**WORK ITEM**: From the records, pick out and copy each line containing "JSON".
══════
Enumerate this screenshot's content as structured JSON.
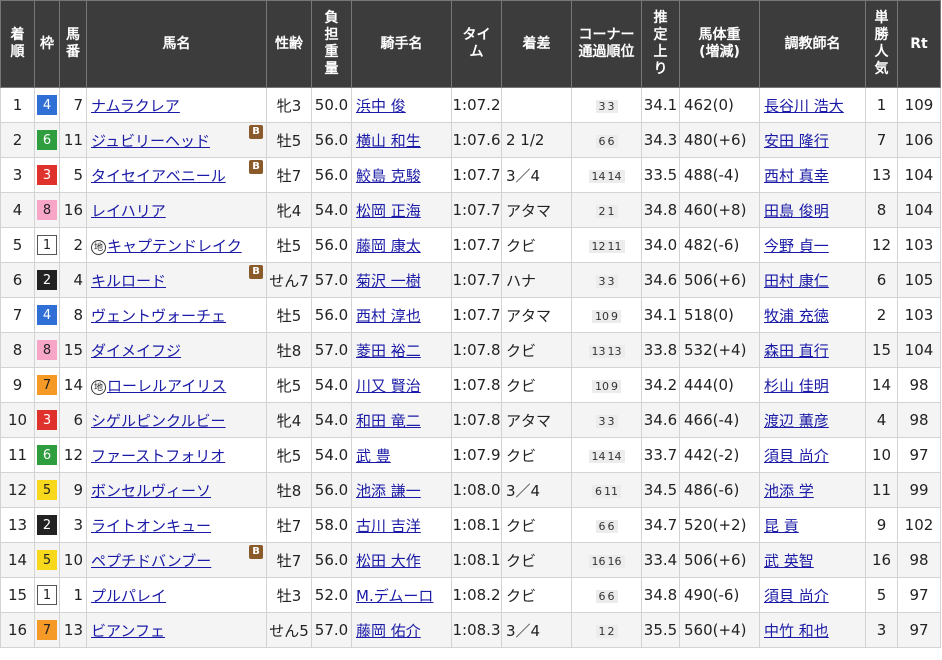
{
  "headers": {
    "rank": "着順",
    "waku": "枠",
    "num": "馬番",
    "horse": "馬名",
    "sexage": "性齢",
    "weight": "負担重量",
    "jockey": "騎手名",
    "time": "タイム",
    "margin": "着差",
    "corner": "コーナー通過順位",
    "last3f": "推定上り",
    "body": "馬体重(増減)",
    "trainer": "調教師名",
    "pop": "単勝人気",
    "rt": "Rt"
  },
  "header_lines": {
    "rank": [
      "着",
      "順"
    ],
    "waku": [
      "枠"
    ],
    "num": [
      "馬",
      "番"
    ],
    "horse": [
      "馬名"
    ],
    "sexage": [
      "性齢"
    ],
    "weight": [
      "負",
      "担",
      "重",
      "量"
    ],
    "jockey": [
      "騎手名"
    ],
    "time": [
      "タイ",
      "ム"
    ],
    "margin": [
      "着差"
    ],
    "corner": [
      "コーナー",
      "通過順位"
    ],
    "last3f": [
      "推",
      "定",
      "上",
      "り"
    ],
    "body": [
      "馬体重",
      "(増減)"
    ],
    "trainer": [
      "調教師名"
    ],
    "pop": [
      "単",
      "勝",
      "人",
      "気"
    ],
    "rt": [
      "Rt"
    ]
  },
  "blinker_label": "B",
  "chiho_label": "地",
  "waku_colors": {
    "1": {
      "bg": "#ffffff",
      "fg": "#222222",
      "border": "#555555"
    },
    "2": {
      "bg": "#222222",
      "fg": "#ffffff",
      "border": "#222222"
    },
    "3": {
      "bg": "#e0322c",
      "fg": "#ffffff",
      "border": "#e0322c"
    },
    "4": {
      "bg": "#2f6fd6",
      "fg": "#ffffff",
      "border": "#2f6fd6"
    },
    "5": {
      "bg": "#f7d81c",
      "fg": "#222222",
      "border": "#f7d81c"
    },
    "6": {
      "bg": "#2e9e3e",
      "fg": "#ffffff",
      "border": "#2e9e3e"
    },
    "7": {
      "bg": "#f59a26",
      "fg": "#222222",
      "border": "#f59a26"
    },
    "8": {
      "bg": "#f7a6c8",
      "fg": "#222222",
      "border": "#f7a6c8"
    }
  },
  "rows": [
    {
      "rank": "1",
      "waku": "4",
      "num": "7",
      "horse": "ナムラクレア",
      "blinker": false,
      "chiho": false,
      "sexage": "牝3",
      "weight": "50.0",
      "jockey": "浜中 俊",
      "time": "1:07.2",
      "margin": "",
      "corner": [
        "3",
        "3"
      ],
      "last3f": "34.1",
      "body": "462(0)",
      "trainer": "長谷川 浩大",
      "pop": "1",
      "rt": "109"
    },
    {
      "rank": "2",
      "waku": "6",
      "num": "11",
      "horse": "ジュビリーヘッド",
      "blinker": true,
      "chiho": false,
      "sexage": "牡5",
      "weight": "56.0",
      "jockey": "横山 和生",
      "time": "1:07.6",
      "margin": "2 1/2",
      "corner": [
        "6",
        "6"
      ],
      "last3f": "34.3",
      "body": "480(+6)",
      "trainer": "安田 隆行",
      "pop": "7",
      "rt": "106"
    },
    {
      "rank": "3",
      "waku": "3",
      "num": "5",
      "horse": "タイセイアベニール",
      "blinker": true,
      "chiho": false,
      "sexage": "牡7",
      "weight": "56.0",
      "jockey": "鮫島 克駿",
      "time": "1:07.7",
      "margin": "3／4",
      "corner": [
        "14",
        "14"
      ],
      "last3f": "33.5",
      "body": "488(-4)",
      "trainer": "西村 真幸",
      "pop": "13",
      "rt": "104"
    },
    {
      "rank": "4",
      "waku": "8",
      "num": "16",
      "horse": "レイハリア",
      "blinker": false,
      "chiho": false,
      "sexage": "牝4",
      "weight": "54.0",
      "jockey": "松岡 正海",
      "time": "1:07.7",
      "margin": "アタマ",
      "corner": [
        "2",
        "1"
      ],
      "last3f": "34.8",
      "body": "460(+8)",
      "trainer": "田島 俊明",
      "pop": "8",
      "rt": "104"
    },
    {
      "rank": "5",
      "waku": "1",
      "num": "2",
      "horse": "キャプテンドレイク",
      "blinker": false,
      "chiho": true,
      "sexage": "牡5",
      "weight": "56.0",
      "jockey": "藤岡 康太",
      "time": "1:07.7",
      "margin": "クビ",
      "corner": [
        "12",
        "11"
      ],
      "last3f": "34.0",
      "body": "482(-6)",
      "trainer": "今野 貞一",
      "pop": "12",
      "rt": "103"
    },
    {
      "rank": "6",
      "waku": "2",
      "num": "4",
      "horse": "キルロード",
      "blinker": true,
      "chiho": false,
      "sexage": "せん7",
      "weight": "57.0",
      "jockey": "菊沢 一樹",
      "time": "1:07.7",
      "margin": "ハナ",
      "corner": [
        "3",
        "3"
      ],
      "last3f": "34.6",
      "body": "506(+6)",
      "trainer": "田村 康仁",
      "pop": "6",
      "rt": "105"
    },
    {
      "rank": "7",
      "waku": "4",
      "num": "8",
      "horse": "ヴェントヴォーチェ",
      "blinker": false,
      "chiho": false,
      "sexage": "牡5",
      "weight": "56.0",
      "jockey": "西村 淳也",
      "time": "1:07.7",
      "margin": "アタマ",
      "corner": [
        "10",
        "9"
      ],
      "last3f": "34.1",
      "body": "518(0)",
      "trainer": "牧浦 充徳",
      "pop": "2",
      "rt": "103"
    },
    {
      "rank": "8",
      "waku": "8",
      "num": "15",
      "horse": "ダイメイフジ",
      "blinker": false,
      "chiho": false,
      "sexage": "牡8",
      "weight": "57.0",
      "jockey": "菱田 裕二",
      "time": "1:07.8",
      "margin": "クビ",
      "corner": [
        "13",
        "13"
      ],
      "last3f": "33.8",
      "body": "532(+4)",
      "trainer": "森田 直行",
      "pop": "15",
      "rt": "104"
    },
    {
      "rank": "9",
      "waku": "7",
      "num": "14",
      "horse": "ローレルアイリス",
      "blinker": false,
      "chiho": true,
      "sexage": "牝5",
      "weight": "54.0",
      "jockey": "川又 賢治",
      "time": "1:07.8",
      "margin": "クビ",
      "corner": [
        "10",
        "9"
      ],
      "last3f": "34.2",
      "body": "444(0)",
      "trainer": "杉山 佳明",
      "pop": "14",
      "rt": "98"
    },
    {
      "rank": "10",
      "waku": "3",
      "num": "6",
      "horse": "シゲルピンクルビー",
      "blinker": false,
      "chiho": false,
      "sexage": "牝4",
      "weight": "54.0",
      "jockey": "和田 竜二",
      "time": "1:07.8",
      "margin": "アタマ",
      "corner": [
        "3",
        "3"
      ],
      "last3f": "34.6",
      "body": "466(-4)",
      "trainer": "渡辺 薫彦",
      "pop": "4",
      "rt": "98"
    },
    {
      "rank": "11",
      "waku": "6",
      "num": "12",
      "horse": "ファーストフォリオ",
      "blinker": false,
      "chiho": false,
      "sexage": "牝5",
      "weight": "54.0",
      "jockey": "武 豊",
      "time": "1:07.9",
      "margin": "クビ",
      "corner": [
        "14",
        "14"
      ],
      "last3f": "33.7",
      "body": "442(-2)",
      "trainer": "須貝 尚介",
      "pop": "10",
      "rt": "97"
    },
    {
      "rank": "12",
      "waku": "5",
      "num": "9",
      "horse": "ボンセルヴィーソ",
      "blinker": false,
      "chiho": false,
      "sexage": "牡8",
      "weight": "56.0",
      "jockey": "池添 謙一",
      "time": "1:08.0",
      "margin": "3／4",
      "corner": [
        "6",
        "11"
      ],
      "last3f": "34.5",
      "body": "486(-6)",
      "trainer": "池添 学",
      "pop": "11",
      "rt": "99"
    },
    {
      "rank": "13",
      "waku": "2",
      "num": "3",
      "horse": "ライトオンキュー",
      "blinker": false,
      "chiho": false,
      "sexage": "牡7",
      "weight": "58.0",
      "jockey": "古川 吉洋",
      "time": "1:08.1",
      "margin": "クビ",
      "corner": [
        "6",
        "6"
      ],
      "last3f": "34.7",
      "body": "520(+2)",
      "trainer": "昆 貢",
      "pop": "9",
      "rt": "102"
    },
    {
      "rank": "14",
      "waku": "5",
      "num": "10",
      "horse": "ペプチドバンブー",
      "blinker": true,
      "chiho": false,
      "sexage": "牡7",
      "weight": "56.0",
      "jockey": "松田 大作",
      "time": "1:08.1",
      "margin": "クビ",
      "corner": [
        "16",
        "16"
      ],
      "last3f": "33.4",
      "body": "506(+6)",
      "trainer": "武 英智",
      "pop": "16",
      "rt": "98"
    },
    {
      "rank": "15",
      "waku": "1",
      "num": "1",
      "horse": "プルパレイ",
      "blinker": false,
      "chiho": false,
      "sexage": "牡3",
      "weight": "52.0",
      "jockey": "M.デムーロ",
      "time": "1:08.2",
      "margin": "クビ",
      "corner": [
        "6",
        "6"
      ],
      "last3f": "34.8",
      "body": "490(-6)",
      "trainer": "須貝 尚介",
      "pop": "5",
      "rt": "97"
    },
    {
      "rank": "16",
      "waku": "7",
      "num": "13",
      "horse": "ビアンフェ",
      "blinker": false,
      "chiho": false,
      "sexage": "せん5",
      "weight": "57.0",
      "jockey": "藤岡 佑介",
      "time": "1:08.3",
      "margin": "3／4",
      "corner": [
        "1",
        "2"
      ],
      "last3f": "35.5",
      "body": "560(+4)",
      "trainer": "中竹 和也",
      "pop": "3",
      "rt": "97"
    }
  ]
}
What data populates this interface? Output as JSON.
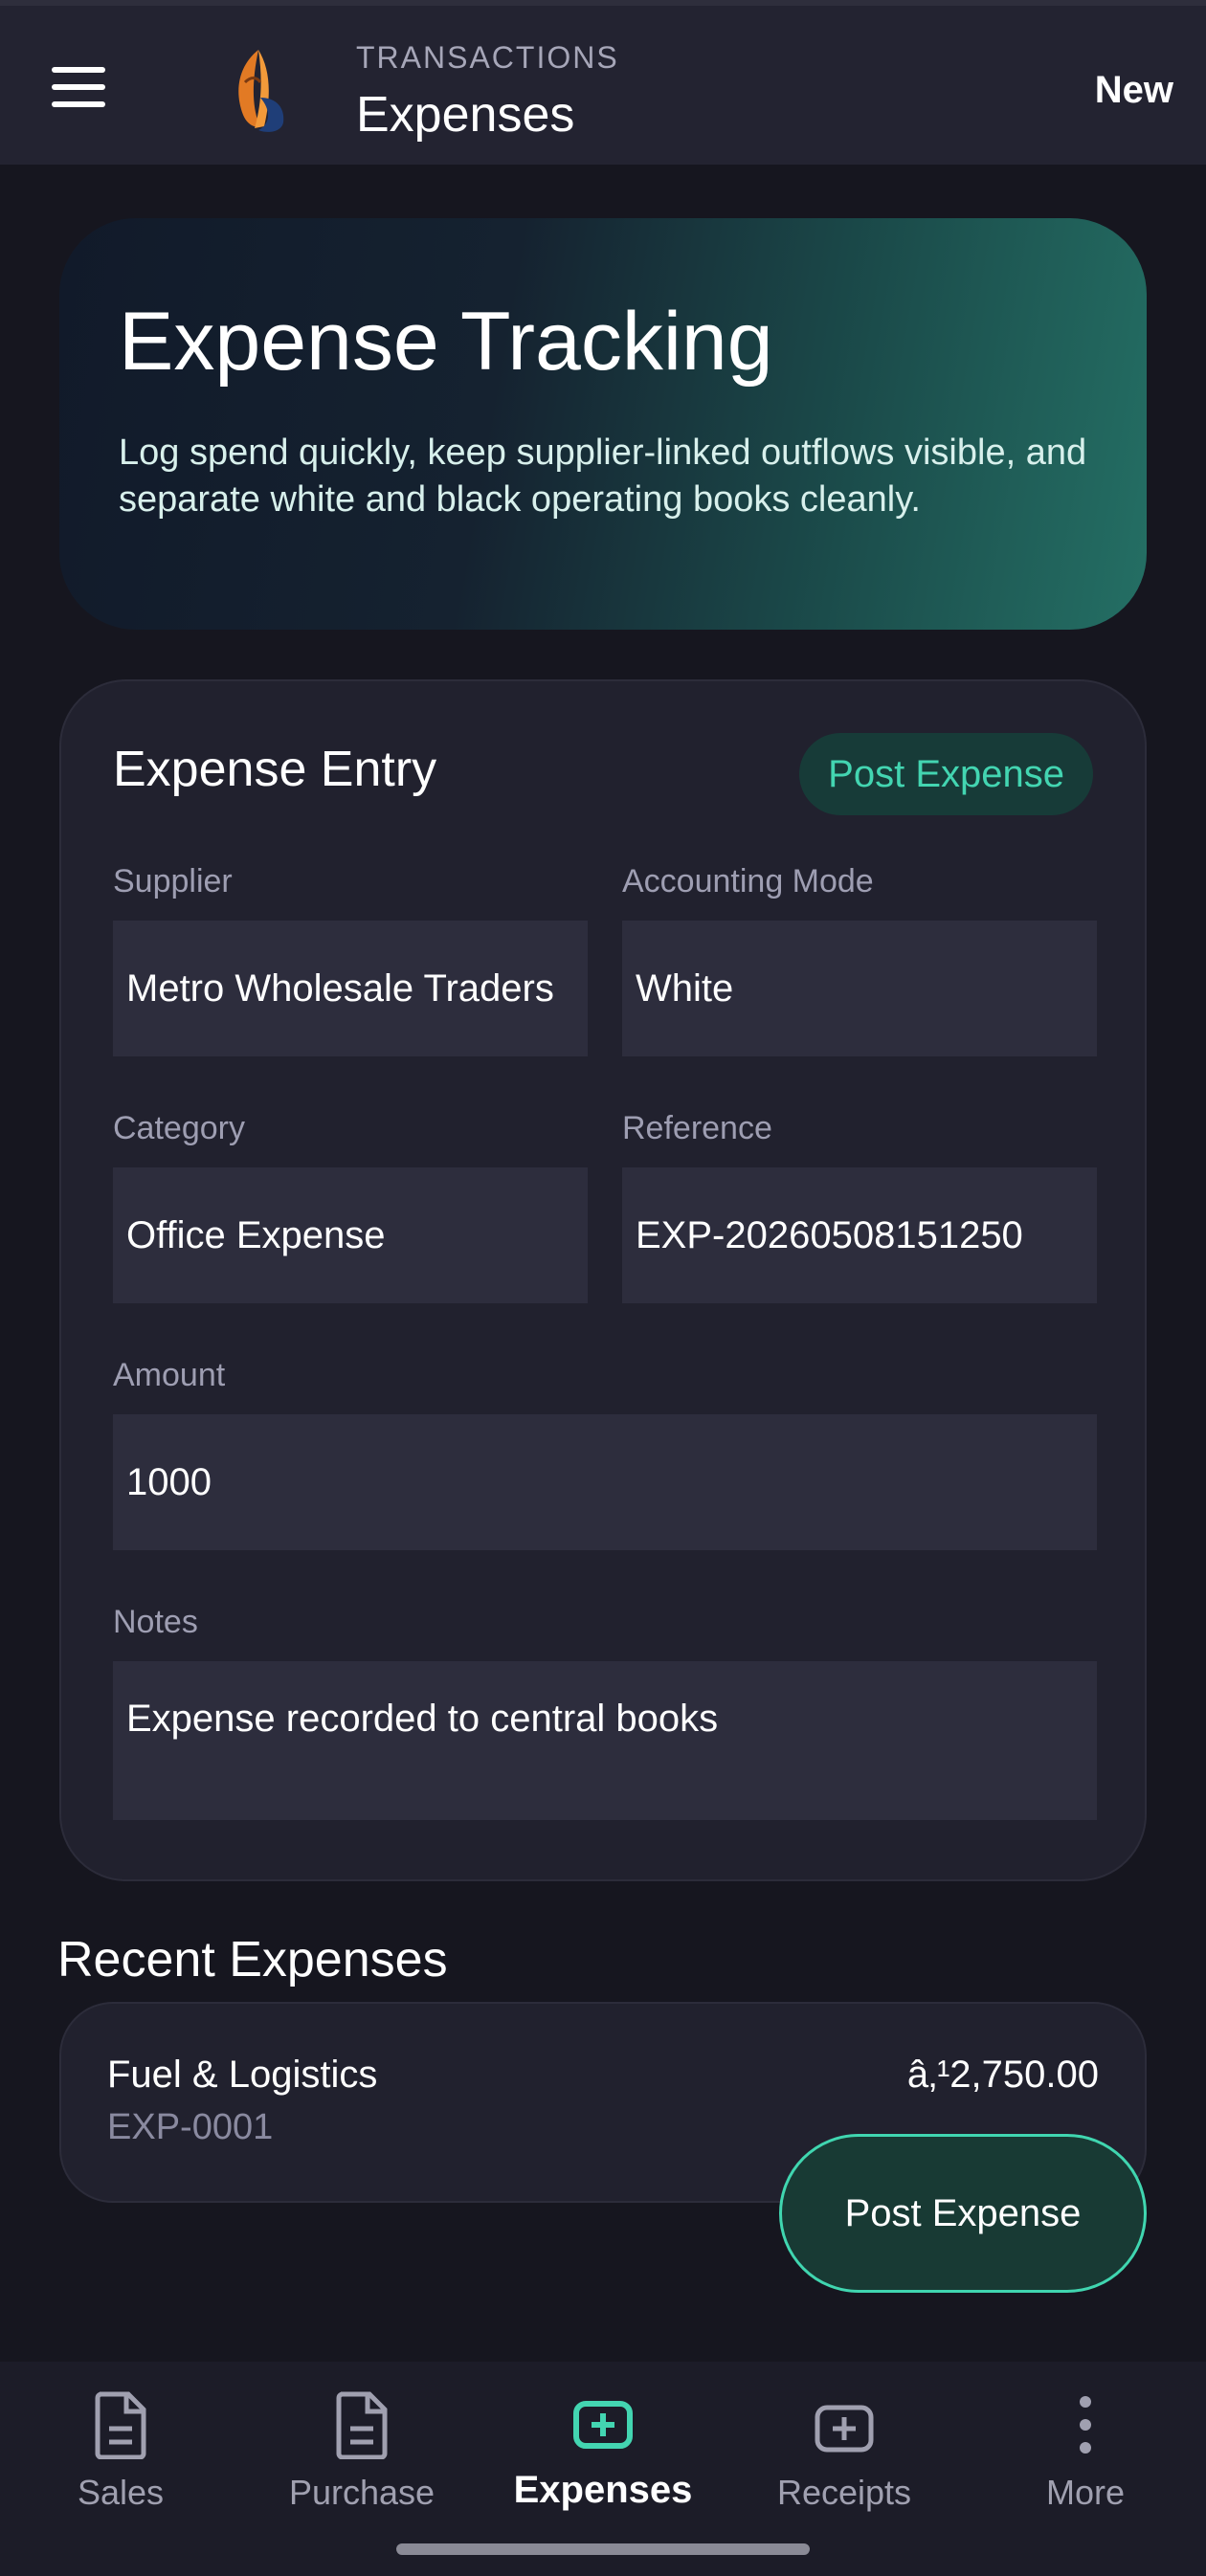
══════
**THE ANSWER**:
Enumerate this screenshot's content as structured JSON.
What data populates this interface? Output as JSON.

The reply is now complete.